Decision casts doubt on what constitutes ‘reasonable steps’ to inform an individual that their personal information has been collected.
National Privacy Principles (NPP) 1.3 and 1.5 require an organisation that is collecting personal information about an individual to take “reasonable steps” to ensure that the individual is aware of certain information.
The Privacy Commissioner has provided extensive guidance on what constitues “reasonable steps”.
Importantly, for organisations seeking a practical and cost-effective approach to the implementation of NPP 1.3 and 1.5, the Privacy Commissioner has said:
- Determining what is reasonable involves balancing a number of factors, including the cost to the organisation in providing the information.
- If it is unreasonable to give a detailed notice at the time of collection it may be reasonable to give brief general information about the purpose of collection at that time along with advice about where more comprehensive information can be obtained later, such as on a website.
- In some circumstances it may be reasonable to take no or limited steps to ensure awareness of the relevant information.
The recent decision in SF v Shoalhaven City Council  NSWADT 94 would cause some concern to organisations that have relied on these statements by the Commissioner in determining what are reasonable steps to make the NPP 1.3 and 1.5 information available.
In this case Shoalhaven City Council installed Closed Circuit Television Cameras (CCTV) in Nowra CBD. There were signs indicating the presence of CCTV camera coverage in the area.
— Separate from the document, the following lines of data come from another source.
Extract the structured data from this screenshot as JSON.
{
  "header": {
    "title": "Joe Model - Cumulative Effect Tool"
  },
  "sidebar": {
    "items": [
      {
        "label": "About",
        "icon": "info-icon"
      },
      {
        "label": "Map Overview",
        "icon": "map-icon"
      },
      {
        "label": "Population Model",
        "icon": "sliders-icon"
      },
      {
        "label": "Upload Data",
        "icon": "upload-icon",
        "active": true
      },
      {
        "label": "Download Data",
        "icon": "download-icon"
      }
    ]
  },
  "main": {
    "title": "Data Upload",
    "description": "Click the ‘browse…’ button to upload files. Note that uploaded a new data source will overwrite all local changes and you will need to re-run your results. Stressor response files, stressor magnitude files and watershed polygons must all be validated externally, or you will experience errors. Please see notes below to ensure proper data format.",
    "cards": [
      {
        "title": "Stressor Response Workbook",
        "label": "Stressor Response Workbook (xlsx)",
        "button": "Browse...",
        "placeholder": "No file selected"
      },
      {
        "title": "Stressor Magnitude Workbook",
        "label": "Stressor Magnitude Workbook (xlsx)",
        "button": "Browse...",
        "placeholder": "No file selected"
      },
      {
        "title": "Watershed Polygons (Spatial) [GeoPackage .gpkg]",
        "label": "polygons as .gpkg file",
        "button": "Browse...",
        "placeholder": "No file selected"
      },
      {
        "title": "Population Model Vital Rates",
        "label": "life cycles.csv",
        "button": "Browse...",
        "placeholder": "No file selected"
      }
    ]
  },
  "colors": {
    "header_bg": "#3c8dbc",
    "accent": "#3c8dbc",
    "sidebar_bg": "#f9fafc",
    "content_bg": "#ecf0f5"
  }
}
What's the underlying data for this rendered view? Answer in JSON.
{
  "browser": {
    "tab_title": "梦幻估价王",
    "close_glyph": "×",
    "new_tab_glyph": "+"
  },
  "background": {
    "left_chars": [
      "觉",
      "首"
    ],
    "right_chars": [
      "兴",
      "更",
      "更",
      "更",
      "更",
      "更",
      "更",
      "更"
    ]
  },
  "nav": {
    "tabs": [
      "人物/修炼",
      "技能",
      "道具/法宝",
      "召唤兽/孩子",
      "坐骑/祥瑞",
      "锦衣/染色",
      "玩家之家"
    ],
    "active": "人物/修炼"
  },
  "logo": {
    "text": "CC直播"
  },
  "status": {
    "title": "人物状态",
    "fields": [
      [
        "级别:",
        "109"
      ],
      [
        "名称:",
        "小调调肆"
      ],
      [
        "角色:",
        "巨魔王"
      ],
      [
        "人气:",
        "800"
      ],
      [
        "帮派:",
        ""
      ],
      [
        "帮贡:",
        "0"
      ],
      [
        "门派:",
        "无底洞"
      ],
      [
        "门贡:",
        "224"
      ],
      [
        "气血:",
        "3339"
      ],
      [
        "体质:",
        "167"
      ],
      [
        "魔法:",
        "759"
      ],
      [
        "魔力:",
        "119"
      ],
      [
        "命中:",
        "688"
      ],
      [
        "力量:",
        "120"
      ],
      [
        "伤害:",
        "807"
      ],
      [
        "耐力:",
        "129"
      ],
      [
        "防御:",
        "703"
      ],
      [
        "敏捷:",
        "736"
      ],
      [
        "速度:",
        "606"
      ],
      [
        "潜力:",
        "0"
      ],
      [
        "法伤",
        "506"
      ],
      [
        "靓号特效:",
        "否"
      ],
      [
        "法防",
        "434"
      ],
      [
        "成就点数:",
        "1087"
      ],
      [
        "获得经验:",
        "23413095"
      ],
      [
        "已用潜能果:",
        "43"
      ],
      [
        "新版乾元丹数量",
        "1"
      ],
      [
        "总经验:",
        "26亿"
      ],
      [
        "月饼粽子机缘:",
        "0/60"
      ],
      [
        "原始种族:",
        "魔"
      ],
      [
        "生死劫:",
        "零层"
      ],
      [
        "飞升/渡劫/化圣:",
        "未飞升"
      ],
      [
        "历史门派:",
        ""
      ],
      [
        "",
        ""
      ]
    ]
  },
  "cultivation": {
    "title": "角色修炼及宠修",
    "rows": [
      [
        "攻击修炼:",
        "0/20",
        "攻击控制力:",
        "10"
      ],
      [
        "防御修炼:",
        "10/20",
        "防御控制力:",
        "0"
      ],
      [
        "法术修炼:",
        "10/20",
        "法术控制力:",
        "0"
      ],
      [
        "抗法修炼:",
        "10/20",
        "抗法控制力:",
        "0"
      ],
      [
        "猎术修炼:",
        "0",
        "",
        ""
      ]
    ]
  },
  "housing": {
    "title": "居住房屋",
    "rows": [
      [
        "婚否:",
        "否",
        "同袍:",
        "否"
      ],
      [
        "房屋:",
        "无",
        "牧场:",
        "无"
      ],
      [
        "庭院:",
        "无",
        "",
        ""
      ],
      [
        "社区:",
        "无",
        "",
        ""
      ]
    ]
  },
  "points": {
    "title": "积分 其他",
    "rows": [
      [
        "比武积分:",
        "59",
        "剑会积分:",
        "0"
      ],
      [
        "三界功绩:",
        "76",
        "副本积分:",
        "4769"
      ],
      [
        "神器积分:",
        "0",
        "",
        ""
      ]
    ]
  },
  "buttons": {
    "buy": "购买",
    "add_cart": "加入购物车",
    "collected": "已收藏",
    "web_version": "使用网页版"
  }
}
The signs also contained the Council logo and a contact phone number for anyone wishing to contact the Council for further information.
One of the issues considered in the case was whether the Council had complied with section 10 of the Privacy and Personal Information Protection Act 1998 (the Act) which is the equivalent of NPP 1.3.
The judicial member held that although the signage provided by the Council was sufficient to inform individuals that the cameras were in operation and, by implication, that personal information was being collected it was not sufficient to inform individuals of all of the information required by section 10. Further, the fact that an individual might take steps to inform themselves of the information did not relieve the Council of the need to comply with section 10 of the Act.
The implication from the judgement was that the signs should have contained all of the information required by section 10 of the Act.
The judicial member did not discuss whether what the Council had done constituted taking “reasonable steps”. In particular the member did not consider the cost to the Council in erecting signs containing all of the required information or whether, as suggested by the Privacy Commissioner, it was appropriate to provide limited information at the time of collection with advice about where more comprehensive information could be obtained.
How will this decision affect organisations?
In our opinion a court may reach a different conclusion than the tribunal in this case. However as the Privacy Commissioner was involved in this decision, organisations should take it into consideration in determining the risk associated with not providing individuals with all of the information required by NPP 1.3 or 1.5 at the time of collecting their personal information. This issue will become even more significant from 12 March 2014, when the new Australian Privacy Principles will prescribe a larger range of privacy-related details and potentially impose even more onerous notification obligations.